The last movement of the 9th is the heart and soul of the work. Like the 3rd movement, it is also a theme and variations. There is an introductory section that features themes from the preceding movements, which are interrupted by instrumental recitatives. Then the variations begin and after three of them, we hear the voice for the first time. It is the baritone. The words are Beethoven’s, not Schiller’s. It’s the beginning of the big moment that Beethoven has been building to for the last 55 minutes. It is an emotional rollercoaster ride that, to borrow a popular expression, makes you “feel all the feels.” Even if you don’t know what all those people are singing about, can you deny for one minute that the last 10 minutes or so of the piece bring you to a state of unbridled ecstasy that few other pieces do? That as we near the conclusion together, you can’t wait to jump out of your seat and cheer with everything you’ve got? 
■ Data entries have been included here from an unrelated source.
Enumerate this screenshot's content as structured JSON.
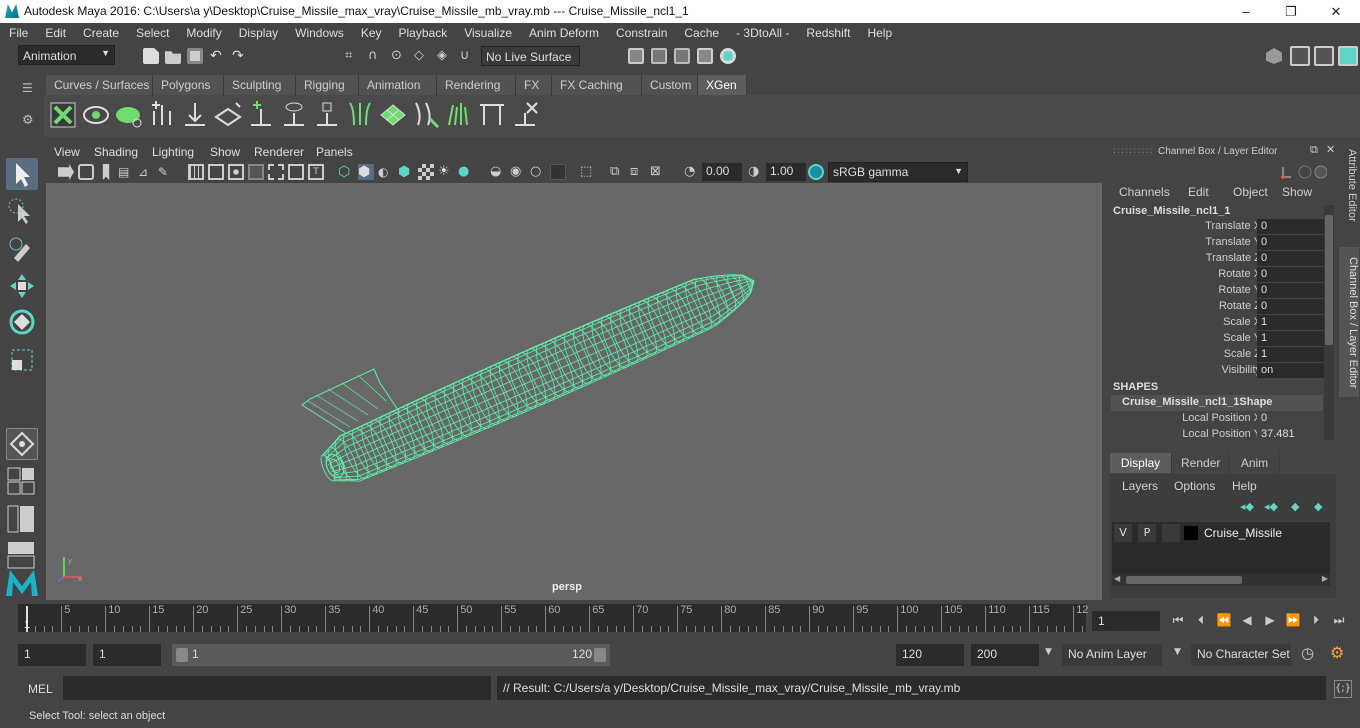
{
  "window": {
    "title": "Autodesk Maya 2016: C:\\Users\\a y\\Desktop\\Cruise_Missile_max_vray\\Cruise_Missile_mb_vray.mb   ---   Cruise_Missile_ncl1_1",
    "minimize": "–",
    "maximize": "❐",
    "close": "✕"
  },
  "menu": [
    "File",
    "Edit",
    "Create",
    "Select",
    "Modify",
    "Display",
    "Windows",
    "Key",
    "Playback",
    "Visualize",
    "Anim Deform",
    "Constrain",
    "Cache",
    "- 3DtoAll -",
    "Redshift",
    "Help"
  ],
  "status": {
    "mode": "Animation",
    "live_surface": "No Live Surface"
  },
  "shelf_tabs": [
    "Curves / Surfaces",
    "Polygons",
    "Sculpting",
    "Rigging",
    "Animation",
    "Rendering",
    "FX",
    "FX Caching",
    "Custom",
    "XGen"
  ],
  "shelf_active": "XGen",
  "viewport": {
    "menus": [
      "View",
      "Shading",
      "Lighting",
      "Show",
      "Renderer",
      "Panels"
    ],
    "exposure": "0.00",
    "gamma": "1.00",
    "colorspace": "sRGB gamma",
    "camera": "persp"
  },
  "channel_box": {
    "title": "Channel Box / Layer Editor",
    "menus": [
      "Channels",
      "Edit",
      "Object",
      "Show"
    ],
    "object": "Cruise_Missile_ncl1_1",
    "attrs": [
      {
        "label": "Translate X",
        "value": "0"
      },
      {
        "label": "Translate Y",
        "value": "0"
      },
      {
        "label": "Translate Z",
        "value": "0"
      },
      {
        "label": "Rotate X",
        "value": "0"
      },
      {
        "label": "Rotate Y",
        "value": "0"
      },
      {
        "label": "Rotate Z",
        "value": "0"
      },
      {
        "label": "Scale X",
        "value": "1"
      },
      {
        "label": "Scale Y",
        "value": "1"
      },
      {
        "label": "Scale Z",
        "value": "1"
      },
      {
        "label": "Visibility",
        "value": "on"
      }
    ],
    "shapes_header": "SHAPES",
    "shape_name": "Cruise_Missile_ncl1_1Shape",
    "shape_attrs": [
      {
        "label": "Local Position X",
        "value": "0"
      },
      {
        "label": "Local Position Y",
        "value": "37.481"
      }
    ]
  },
  "layer_editor": {
    "tabs": [
      "Display",
      "Render",
      "Anim"
    ],
    "active_tab": "Display",
    "menus": [
      "Layers",
      "Options",
      "Help"
    ],
    "layer": {
      "v": "V",
      "p": "P",
      "name": "Cruise_Missile"
    }
  },
  "side_tabs": [
    "Attribute Editor",
    "Channel Box / Layer Editor"
  ],
  "timeline": {
    "ticks": [
      "5",
      "10",
      "15",
      "20",
      "25",
      "30",
      "35",
      "40",
      "45",
      "50",
      "55",
      "60",
      "65",
      "70",
      "75",
      "80",
      "85",
      "90",
      "95",
      "100",
      "105",
      "110",
      "115",
      "12"
    ],
    "start_marker": "1",
    "current_frame": "1"
  },
  "range": {
    "start": "1",
    "playback_start": "1",
    "slider_start": "1",
    "slider_end": "120",
    "playback_end": "120",
    "end": "200",
    "anim_layer": "No Anim Layer",
    "char_set": "No Character Set"
  },
  "command": {
    "label": "MEL",
    "result": "// Result: C:/Users/a y/Desktop/Cruise_Missile_max_vray/Cruise_Missile_mb_vray.mb"
  },
  "help_line": "Select Tool: select an object",
  "colors": {
    "accent": "#5fd3c4",
    "wireframe": "#5cf0a8",
    "viewport_bg": "#686868"
  }
}
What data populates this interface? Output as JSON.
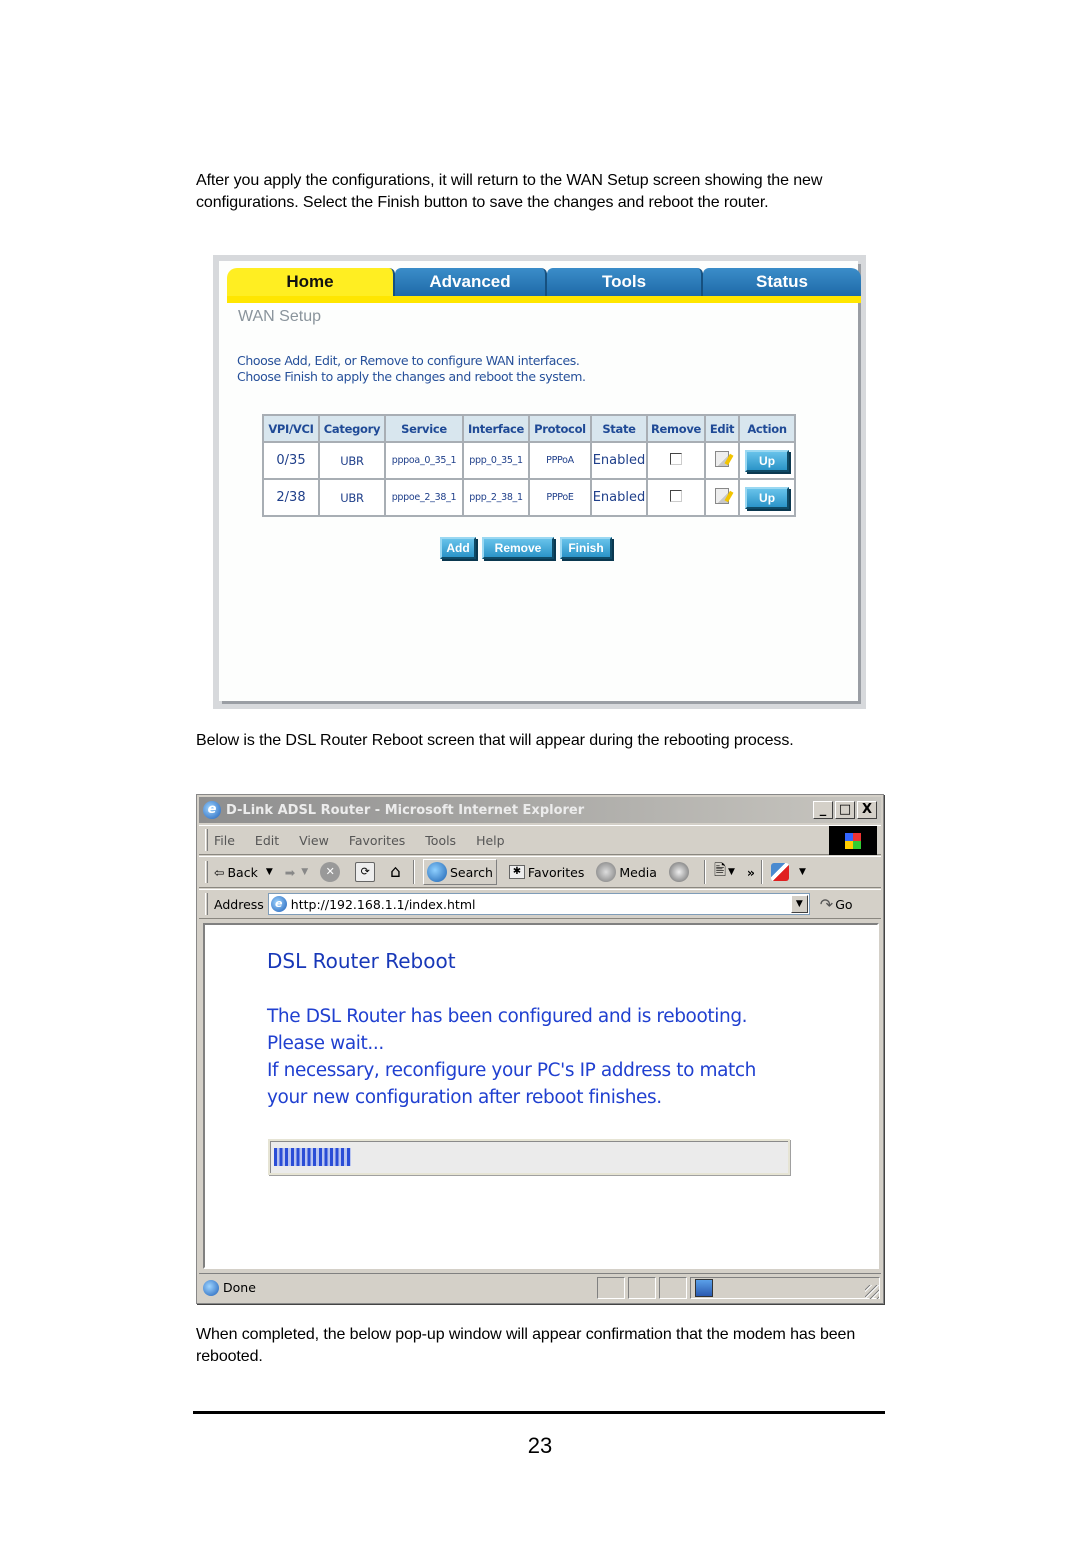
{
  "paragraphs": {
    "intro": "After you apply the configurations, it will return to the WAN Setup screen showing the new configurations.  Select the Finish button to save the changes and reboot the router.",
    "reboot_intro": "Below is the DSL Router Reboot screen that will appear during the rebooting process.",
    "completion": "When completed, the below pop-up window will appear confirmation that the modem has been rebooted."
  },
  "wan_screen": {
    "tabs": [
      {
        "label": "Home",
        "active": true
      },
      {
        "label": "Advanced",
        "active": false
      },
      {
        "label": "Tools",
        "active": false
      },
      {
        "label": "Status",
        "active": false
      }
    ],
    "title": "WAN Setup",
    "description_line1": "Choose Add, Edit, or Remove to configure WAN interfaces.",
    "description_line2": "Choose Finish to apply the changes and reboot the system.",
    "table": {
      "columns": [
        "VPI/VCI",
        "Category",
        "Service",
        "Interface",
        "Protocol",
        "State",
        "Remove",
        "Edit",
        "Action"
      ],
      "rows": [
        {
          "vpi_vci": "0/35",
          "category": "UBR",
          "service": "pppoa_0_35_1",
          "interface": "ppp_0_35_1",
          "protocol": "PPPoA",
          "state": "Enabled",
          "remove_checked": false,
          "action": "Up"
        },
        {
          "vpi_vci": "2/38",
          "category": "UBR",
          "service": "pppoe_2_38_1",
          "interface": "ppp_2_38_1",
          "protocol": "PPPoE",
          "state": "Enabled",
          "remove_checked": false,
          "action": "Up"
        }
      ]
    },
    "buttons": {
      "add": "Add",
      "remove": "Remove",
      "finish": "Finish"
    },
    "colors": {
      "tab_active": "#ffee22",
      "tab_inactive": "#2a7ab8",
      "text_blue": "#26509a"
    }
  },
  "ie_window": {
    "title": "D-Link ADSL Router - Microsoft Internet Explorer",
    "window_buttons": {
      "minimize": "_",
      "maximize": "□",
      "close": "X"
    },
    "menu": [
      "File",
      "Edit",
      "View",
      "Favorites",
      "Tools",
      "Help"
    ],
    "toolbar": {
      "back": "Back",
      "search": "Search",
      "favorites": "Favorites",
      "media": "Media",
      "chevron": "»"
    },
    "address": {
      "label": "Address",
      "url": "http://192.168.1.1/index.html",
      "go": "Go"
    },
    "page": {
      "title": "DSL Router Reboot",
      "message_lines": [
        "The DSL Router has been configured and is rebooting.",
        "Please wait...",
        "If necessary, reconfigure your PC's IP address to match",
        "your new configuration after reboot finishes."
      ],
      "progress_percent": 15
    },
    "status": "Done",
    "colors": {
      "page_text": "#2040d0",
      "progress_fill": "#2a4dd6"
    }
  },
  "footer": {
    "page_number": "23"
  }
}
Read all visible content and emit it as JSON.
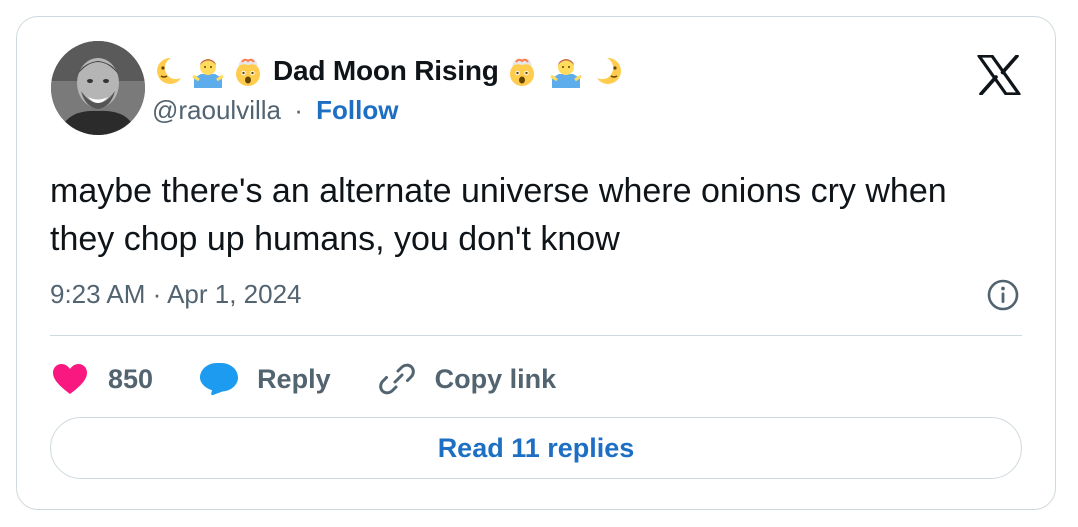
{
  "author": {
    "display_name": "Dad Moon Rising",
    "handle": "@raoulvilla",
    "separator": "·",
    "follow_label": "Follow",
    "name_emojis_left": [
      "crescent-moon-face-icon",
      "person-shrugging-icon",
      "exploding-head-icon"
    ],
    "name_emojis_right": [
      "exploding-head-icon",
      "person-shrugging-icon",
      "crescent-moon-face-icon"
    ]
  },
  "tweet": {
    "text": "maybe there's an alternate universe where onions cry when they chop up humans, you don't know",
    "timestamp": "9:23 AM · Apr 1, 2024"
  },
  "actions": {
    "like_count": "850",
    "reply_label": "Reply",
    "copy_link_label": "Copy link"
  },
  "read_replies_label": "Read 11 replies",
  "colors": {
    "link_blue": "#1d6fc4",
    "like_pink": "#f91880",
    "reply_blue": "#1d9bf0",
    "muted_text": "#536471",
    "border": "#cfd9de"
  }
}
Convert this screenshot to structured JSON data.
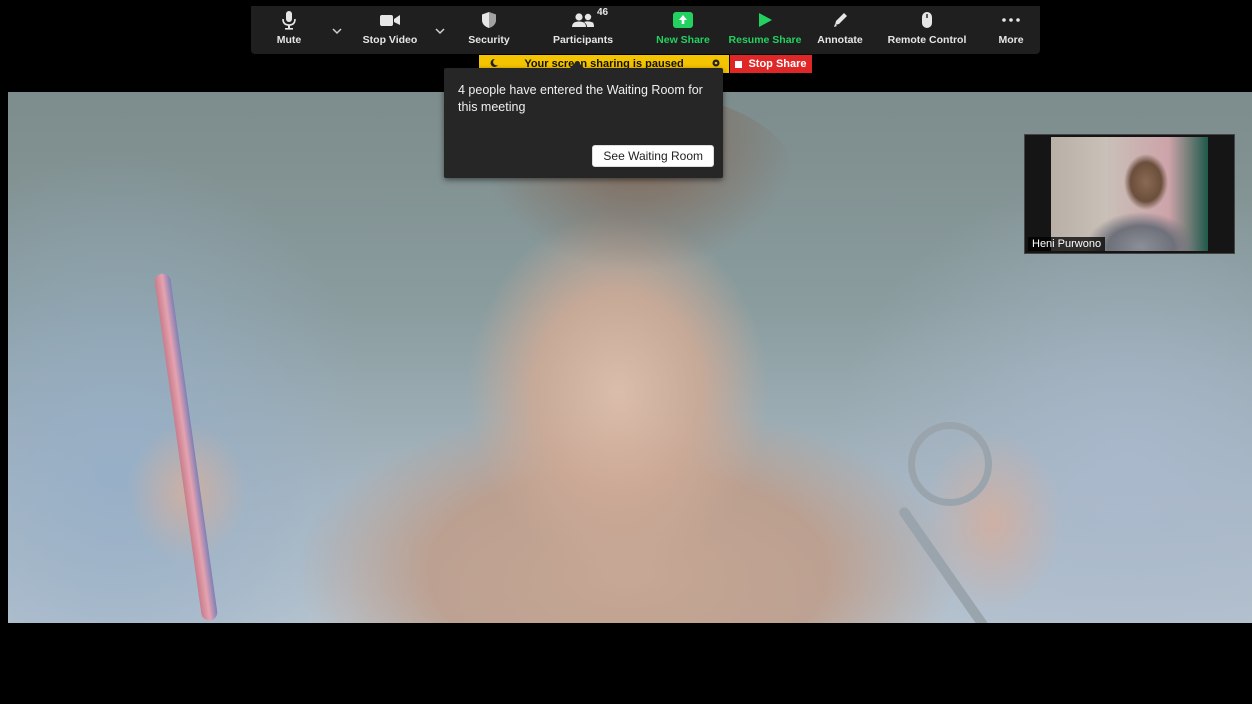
{
  "toolbar": {
    "mute_label": "Mute",
    "stop_video_label": "Stop Video",
    "security_label": "Security",
    "participants_label": "Participants",
    "participants_count": "46",
    "new_share_label": "New Share",
    "resume_share_label": "Resume Share",
    "annotate_label": "Annotate",
    "remote_control_label": "Remote Control",
    "more_label": "More"
  },
  "share_banner": {
    "status_text": "Your screen sharing is paused",
    "stop_share_label": "Stop Share"
  },
  "waiting_room_popup": {
    "message": "4 people have entered the Waiting Room for this meeting",
    "button_label": "See Waiting Room"
  },
  "self_view": {
    "name": "Heni Purwono"
  },
  "colors": {
    "toolbar_bg": "#1f1f1f",
    "share_green": "#23d160",
    "paused_yellow": "#f5c400",
    "stop_red": "#e02727"
  },
  "icons": [
    "microphone-icon",
    "video-camera-icon",
    "shield-icon",
    "participants-icon",
    "share-up-arrow-icon",
    "play-icon",
    "pencil-icon",
    "mouse-icon",
    "more-dots-icon",
    "chevron-down-icon"
  ]
}
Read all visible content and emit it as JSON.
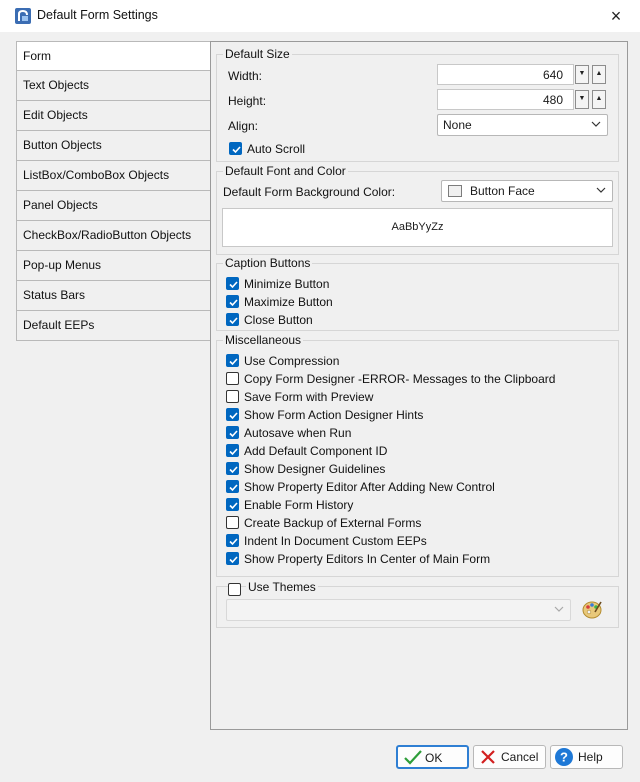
{
  "window": {
    "title": "Default Form Settings",
    "close_glyph": "×"
  },
  "tabs": [
    {
      "label": "Form"
    },
    {
      "label": "Text Objects"
    },
    {
      "label": "Edit Objects"
    },
    {
      "label": "Button Objects"
    },
    {
      "label": "ListBox/ComboBox Objects"
    },
    {
      "label": "Panel Objects"
    },
    {
      "label": "CheckBox/RadioButton Objects"
    },
    {
      "label": "Pop-up Menus"
    },
    {
      "label": "Status Bars"
    },
    {
      "label": "Default EEPs"
    }
  ],
  "default_size": {
    "title": "Default Size",
    "width_label": "Width:",
    "width_value": "640",
    "height_label": "Height:",
    "height_value": "480",
    "align_label": "Align:",
    "align_value": "None",
    "auto_scroll_label": "Auto Scroll",
    "auto_scroll_checked": true
  },
  "font_color": {
    "title": "Default Font and Color",
    "bg_label": "Default Form Background Color:",
    "bg_value": "Button Face",
    "swatch_color": "#f0f0f0",
    "sample_text": "AaBbYyZz"
  },
  "caption_buttons": {
    "title": "Caption Buttons",
    "items": [
      {
        "label": "Minimize Button",
        "checked": true
      },
      {
        "label": "Maximize Button",
        "checked": true
      },
      {
        "label": "Close Button",
        "checked": true
      }
    ]
  },
  "misc": {
    "title": "Miscellaneous",
    "items": [
      {
        "label": "Use Compression",
        "checked": true
      },
      {
        "label": "Copy Form Designer -ERROR- Messages to the Clipboard",
        "checked": false
      },
      {
        "label": "Save Form with Preview",
        "checked": false
      },
      {
        "label": "Show Form Action Designer Hints",
        "checked": true
      },
      {
        "label": "Autosave when Run",
        "checked": true
      },
      {
        "label": "Add Default Component ID",
        "checked": true
      },
      {
        "label": "Show Designer Guidelines",
        "checked": true
      },
      {
        "label": "Show Property Editor After Adding New Control",
        "checked": true
      },
      {
        "label": "Enable Form History",
        "checked": true
      },
      {
        "label": "Create Backup of External Forms",
        "checked": false
      },
      {
        "label": "Indent In Document Custom EEPs",
        "checked": true
      },
      {
        "label": "Show Property Editors In Center of Main Form",
        "checked": true
      }
    ]
  },
  "themes": {
    "label": "Use Themes",
    "checked": false,
    "value": ""
  },
  "buttons": {
    "ok": "OK",
    "cancel": "Cancel",
    "help": "Help"
  },
  "colors": {
    "accent": "#0067c0",
    "ok_check": "#2e9e3a",
    "cancel_x": "#d21f1f",
    "help_blue": "#1e78d6"
  }
}
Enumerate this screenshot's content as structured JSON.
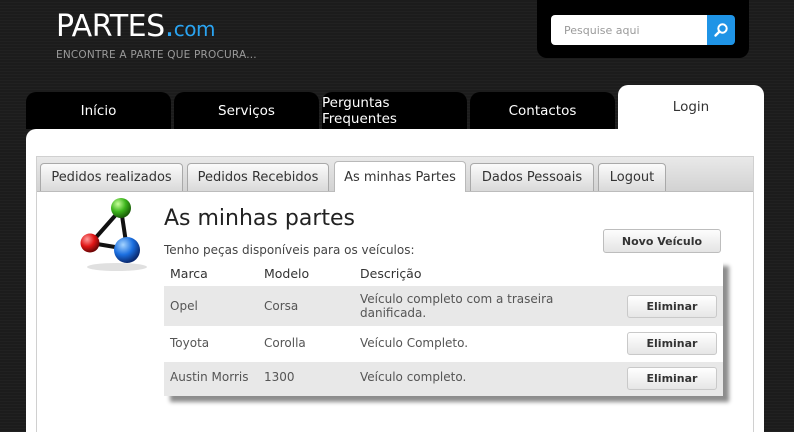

Beethoven did not use Schiller’s words exactly as Schiller had written them. He freely adapted them for his own purposes and added a few introductory lines of his own. The following translation leaves out repeated verses:

Oh friends, not these sounds!
Let us instead strike up more pleasing
and more joyful ones!


Joy, beautiful spark of divinity,
Daughter from Elysium,
We enter, burning with fervor,
heavenly being, your sanctuary!
Your magic brings together
what custom has sternly divided.
All men shall become brothers,
wherever your gentle wings hover.

Whoever has been lucky enough
to become a friend to a friend,
Whoever has found a beloved wife,
let him join our songs of praise!
Yes, and anyone who can call one soul
his own on this earth!
Any who cannot, let them slink away
from this gathering in tears!

Every creature drinks in joy
at nature’s breast;
Good and Evil alike
follow her trail of roses.
She gives us kisses and wine,
a true friend, even in death;
Even the worm was given desire,
and the cherub stands before God.

Gladly, just as His suns hurtle
through the glorious universe,
So you, brothers, should run your course,
joyfully, like a conquering hero.

Be embraced, you millions!
This kiss is for the whole world!
Brothers, above the canopy of stars
must dwell a loving father.

Do you bow down before Him, you millions?
Do you sense your Creator, O world?
Seek Him above the canopy of stars!
He must dwell beyond the stars

Almost every day for the last two weeks, one story has repeatedly shown up in my news feed: Beethoven’s Unfinished 10th Symphony completed by AI technology. I successfully managed to avoid this item until I began writing these program notes and my curiosity got the better of me. I’d read poetry and, even worse, pick-up lines written by AI. If you’ve never had the pleasure of reading any of these masterpieces, give them a look. They are mostly laugh-out-loud funny due to their many non sequiturs and their awkwardness. But I did give the story and sample recording of the 10th a chance and I must say what I’ve heard so far isn’t bad and does have the characteristics of a late work by the Master himself. I’m curious to hear how the whole thing turns out. Google that title and judge for yourself. It seems that even after 251 years since Beethoven’s birth, we still want more Beethoven. 

Written by

Craig Sorgi ©2021 All rights reserved

Ave Verum Corpus – W.A. Mozart 

Adoration – F. Price

Symphony No. 9 “Ode to Joy” – L.V. Beethoven